Hot-electrons: Faraday Discussion

Over the last 10 years, the field of plasmonic research has emerged as an extremely promising technology with several main fields of application: information technologies, energy, high-density data storage, photovoltaics, chemistry, biology, medicine and security. One of the most prominent applications, bridging the physical, chemical and biomedical sciences, has been in the area of sensing, where the intense nanoscale light fields around metallic nanostructures have been utilized for surface-enhanced spectroscopies of molecules.

While up to a few years ago the main focus has been on the ability of plasmonic nanostructures to generate such localized regions of highly concentrated electromagnetic fields, more recently it has been realized that also the electron part of plasmonic excitations can be exploited in the physical and chemical sciences: when a plasmon decays, its energy gets transferred to an electron/hole pair, and for a short period, below one picosecond, these carriers stay “hot” — they are in a non-equilibrium energy distribution, that can be exploited if these carriers can be extracted from the plasmonic nanostructures before thermalization to the lattice occurs. Proof-of-concept applications have over the last three years shown fascinating applications in areas such as surface-enhanced catalysis (water splitting), photodetectors without bandgaps (Schottky juntions), and nanoscale control over chemical reactions. At the same time, theoretical understanding about the generation, transport and extraction of plasmonic hot carriers has also advanced.

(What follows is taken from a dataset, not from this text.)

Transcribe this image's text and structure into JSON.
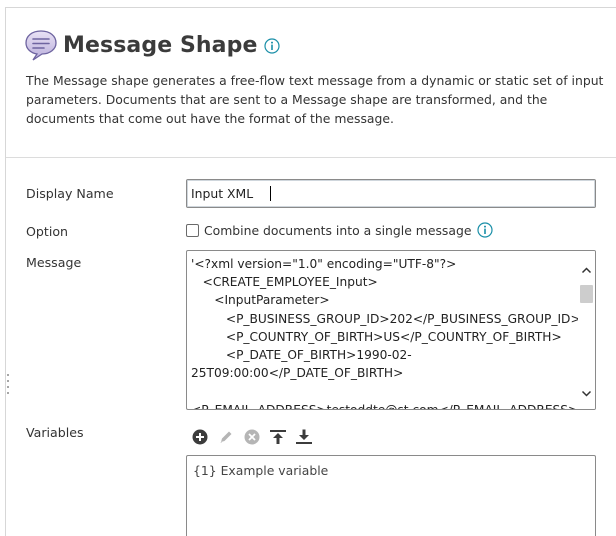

The recent progress and the addressing of the main challenging questions in this dynamic field, spanning the experimental and theoretical sciences in physics and chemistry are the topic of this exciting Faraday Discussion.

The event will run from the 18th-20th February 2019 and will be chaired by Professor Anatoly Zayats from King’s College London and Stefan Maierfrom Imperial College London .

You can read more about the event at the Royal Society for Chemistry website.

To learn more about Faraday Discussions  you can watch the film below.